■ App and web page records ■
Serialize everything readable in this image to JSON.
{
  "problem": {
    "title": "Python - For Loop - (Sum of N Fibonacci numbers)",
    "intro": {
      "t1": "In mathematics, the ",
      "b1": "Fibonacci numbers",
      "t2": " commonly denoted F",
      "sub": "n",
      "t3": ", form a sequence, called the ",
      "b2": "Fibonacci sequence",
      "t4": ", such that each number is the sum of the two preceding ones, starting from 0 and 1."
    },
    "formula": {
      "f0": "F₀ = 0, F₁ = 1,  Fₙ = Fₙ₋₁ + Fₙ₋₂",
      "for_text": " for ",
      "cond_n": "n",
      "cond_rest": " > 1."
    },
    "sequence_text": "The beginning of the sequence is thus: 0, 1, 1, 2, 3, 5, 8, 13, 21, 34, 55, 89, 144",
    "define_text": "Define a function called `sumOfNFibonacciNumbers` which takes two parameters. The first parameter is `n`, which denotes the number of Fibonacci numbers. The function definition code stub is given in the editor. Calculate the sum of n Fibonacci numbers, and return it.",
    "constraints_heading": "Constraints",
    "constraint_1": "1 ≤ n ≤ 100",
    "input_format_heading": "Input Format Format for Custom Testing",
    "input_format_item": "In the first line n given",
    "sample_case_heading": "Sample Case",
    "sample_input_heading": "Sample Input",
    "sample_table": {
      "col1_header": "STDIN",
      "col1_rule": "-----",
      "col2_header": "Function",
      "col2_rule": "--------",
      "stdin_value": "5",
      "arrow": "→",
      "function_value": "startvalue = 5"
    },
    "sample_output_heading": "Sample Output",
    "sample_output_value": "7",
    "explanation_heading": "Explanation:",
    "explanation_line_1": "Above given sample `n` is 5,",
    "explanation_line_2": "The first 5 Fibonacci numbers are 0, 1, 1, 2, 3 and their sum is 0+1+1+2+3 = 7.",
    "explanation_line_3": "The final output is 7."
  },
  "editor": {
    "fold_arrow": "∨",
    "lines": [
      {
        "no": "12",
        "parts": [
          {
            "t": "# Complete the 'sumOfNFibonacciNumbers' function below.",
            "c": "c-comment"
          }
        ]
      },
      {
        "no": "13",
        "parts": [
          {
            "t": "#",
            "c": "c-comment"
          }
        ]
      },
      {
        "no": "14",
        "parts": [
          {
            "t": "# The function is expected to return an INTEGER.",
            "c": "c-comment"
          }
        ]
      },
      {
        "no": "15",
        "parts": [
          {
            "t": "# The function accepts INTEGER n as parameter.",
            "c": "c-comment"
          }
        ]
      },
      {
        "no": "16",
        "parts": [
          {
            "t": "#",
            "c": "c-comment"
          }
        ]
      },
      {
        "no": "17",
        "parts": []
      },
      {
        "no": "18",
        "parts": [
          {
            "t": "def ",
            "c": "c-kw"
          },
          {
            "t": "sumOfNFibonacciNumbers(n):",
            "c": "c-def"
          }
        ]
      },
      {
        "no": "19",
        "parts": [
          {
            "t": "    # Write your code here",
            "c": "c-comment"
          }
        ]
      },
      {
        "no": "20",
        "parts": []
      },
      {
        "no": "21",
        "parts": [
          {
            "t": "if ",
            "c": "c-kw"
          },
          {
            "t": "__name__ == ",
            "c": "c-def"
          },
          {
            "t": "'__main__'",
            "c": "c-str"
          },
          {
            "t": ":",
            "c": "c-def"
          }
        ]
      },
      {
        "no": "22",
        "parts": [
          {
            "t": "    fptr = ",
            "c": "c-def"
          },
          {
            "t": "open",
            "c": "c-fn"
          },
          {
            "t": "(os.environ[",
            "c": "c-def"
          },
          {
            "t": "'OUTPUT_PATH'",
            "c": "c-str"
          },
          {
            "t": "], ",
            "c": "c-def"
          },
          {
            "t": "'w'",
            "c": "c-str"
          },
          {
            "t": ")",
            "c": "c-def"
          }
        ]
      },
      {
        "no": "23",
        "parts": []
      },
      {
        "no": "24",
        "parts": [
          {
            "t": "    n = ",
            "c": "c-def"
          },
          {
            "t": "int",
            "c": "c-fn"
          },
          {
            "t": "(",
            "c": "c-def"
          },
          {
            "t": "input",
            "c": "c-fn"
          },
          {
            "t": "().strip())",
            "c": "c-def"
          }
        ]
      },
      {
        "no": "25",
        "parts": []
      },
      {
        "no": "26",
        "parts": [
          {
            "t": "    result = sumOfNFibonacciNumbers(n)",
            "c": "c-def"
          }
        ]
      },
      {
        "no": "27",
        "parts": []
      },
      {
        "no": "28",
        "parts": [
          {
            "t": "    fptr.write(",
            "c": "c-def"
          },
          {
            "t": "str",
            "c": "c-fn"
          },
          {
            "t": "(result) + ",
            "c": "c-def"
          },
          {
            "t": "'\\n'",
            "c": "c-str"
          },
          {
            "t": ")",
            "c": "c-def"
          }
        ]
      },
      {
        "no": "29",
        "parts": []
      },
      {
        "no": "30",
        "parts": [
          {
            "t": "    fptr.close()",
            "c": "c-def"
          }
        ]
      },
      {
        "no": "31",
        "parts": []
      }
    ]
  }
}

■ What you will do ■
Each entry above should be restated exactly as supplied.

■ Problem solution ■
Serialize everything readable in this image to JSON.
{
  "problem": {
    "title": "Python - For Loop - (Sum of N Fibonacci numbers)",
    "intro": {
      "t1": "In mathematics, the ",
      "b1": "Fibonacci numbers",
      "t2": " commonly denoted F",
      "sub": "n",
      "t3": ", form a sequence, called the ",
      "b2": "Fibonacci sequence",
      "t4": ", such that each number is the sum of the two preceding ones, starting from 0 and 1."
    },
    "formula": {
      "f0": "F₀ = 0, F₁ = 1,  Fₙ = Fₙ₋₁ + Fₙ₋₂",
      "for_text": " for ",
      "cond_n": "n",
      "cond_rest": " > 1."
    },
    "sequence_text": "The beginning of the sequence is thus: 0, 1, 1, 2, 3, 5, 8, 13, 21, 34, 55, 89, 144",
    "define_text": "Define a function called `sumOfNFibonacciNumbers` which takes two parameters. The first parameter is `n`, which denotes the number of Fibonacci numbers. The function definition code stub is given in the editor. Calculate the sum of n Fibonacci numbers, and return it.",
    "constraints_heading": "Constraints",
    "constraint_1": "1 ≤ n ≤ 100",
    "input_format_heading": "Input Format Format for Custom Testing",
    "input_format_item": "In the first line n given",
    "sample_case_heading": "Sample Case",
    "sample_input_heading": "Sample Input",
    "sample_table": {
      "col1_header": "STDIN",
      "col1_rule": "-----",
      "col2_header": "Function",
      "col2_rule": "--------",
      "stdin_value": "5",
      "arrow": "→",
      "function_value": "startvalue = 5"
    },
    "sample_output_heading": "Sample Output",
    "sample_output_value": "7",
    "explanation_heading": "Explanation:",
    "explanation_line_1": "Above given sample `n` is 5,",
    "explanation_line_2": "The first 5 Fibonacci numbers are 0, 1, 1, 2, 3 and their sum is 0+1+1+2+3 = 7.",
    "explanation_line_3": "The final output is 7."
  },
  "editor": {
    "fold_arrow": "∨",
    "lines": [
      {
        "no": "12",
        "parts": [
          {
            "t": "# Complete the 'sumOfNFibonacciNumbers' function below.",
            "c": "c-comment"
          }
        ]
      },
      {
        "no": "13",
        "parts": [
          {
            "t": "#",
            "c": "c-comment"
          }
        ]
      },
      {
        "no": "14",
        "parts": [
          {
            "t": "# The function is expected to return an INTEGER.",
            "c": "c-comment"
          }
        ]
      },
      {
        "no": "15",
        "parts": [
          {
            "t": "# The function accepts INTEGER n as parameter.",
            "c": "c-comment"
          }
        ]
      },
      {
        "no": "16",
        "parts": [
          {
            "t": "#",
            "c": "c-comment"
          }
        ]
      },
      {
        "no": "17",
        "parts": []
      },
      {
        "no": "18",
        "parts": [
          {
            "t": "def ",
            "c": "c-kw"
          },
          {
            "t": "sumOfNFibonacciNumbers(n):",
            "c": "c-def"
          }
        ]
      },
      {
        "no": "19",
        "parts": [
          {
            "t": "    # Write your code here",
            "c": "c-comment"
          }
        ]
      },
      {
        "no": "20",
        "parts": []
      },
      {
        "no": "21",
        "parts": [
          {
            "t": "if ",
            "c": "c-kw"
          },
          {
            "t": "__name__ == ",
            "c": "c-def"
          },
          {
            "t": "'__main__'",
            "c": "c-str"
          },
          {
            "t": ":",
            "c": "c-def"
          }
        ]
      },
      {
        "no": "22",
        "parts": [
          {
            "t": "    fptr = ",
            "c": "c-def"
          },
          {
            "t": "open",
            "c": "c-fn"
          },
          {
            "t": "(os.environ[",
            "c": "c-def"
          },
          {
            "t": "'OUTPUT_PATH'",
            "c": "c-str"
          },
          {
            "t": "], ",
            "c": "c-def"
          },
          {
            "t": "'w'",
            "c": "c-str"
          },
          {
            "t": ")",
            "c": "c-def"
          }
        ]
      },
      {
        "no": "23",
        "parts": []
      },
      {
        "no": "24",
        "parts": [
          {
            "t": "    n = ",
            "c": "c-def"
          },
          {
            "t": "int",
            "c": "c-fn"
          },
          {
            "t": "(",
            "c": "c-def"
          },
          {
            "t": "input",
            "c": "c-fn"
          },
          {
            "t": "().strip())",
            "c": "c-def"
          }
        ]
      },
      {
        "no": "25",
        "parts": []
      },
      {
        "no": "26",
        "parts": [
          {
            "t": "    result = sumOfNFibonacciNumbers(n)",
            "c": "c-def"
          }
        ]
      },
      {
        "no": "27",
        "parts": []
      },
      {
        "no": "28",
        "parts": [
          {
            "t": "    fptr.write(",
            "c": "c-def"
          },
          {
            "t": "str",
            "c": "c-fn"
          },
          {
            "t": "(result) + ",
            "c": "c-def"
          },
          {
            "t": "'\\n'",
            "c": "c-str"
          },
          {
            "t": ")",
            "c": "c-def"
          }
        ]
      },
      {
        "no": "29",
        "parts": []
      },
      {
        "no": "30",
        "parts": [
          {
            "t": "    fptr.close()",
            "c": "c-def"
          }
        ]
      },
      {
        "no": "31",
        "parts": []
      }
    ]
  }
}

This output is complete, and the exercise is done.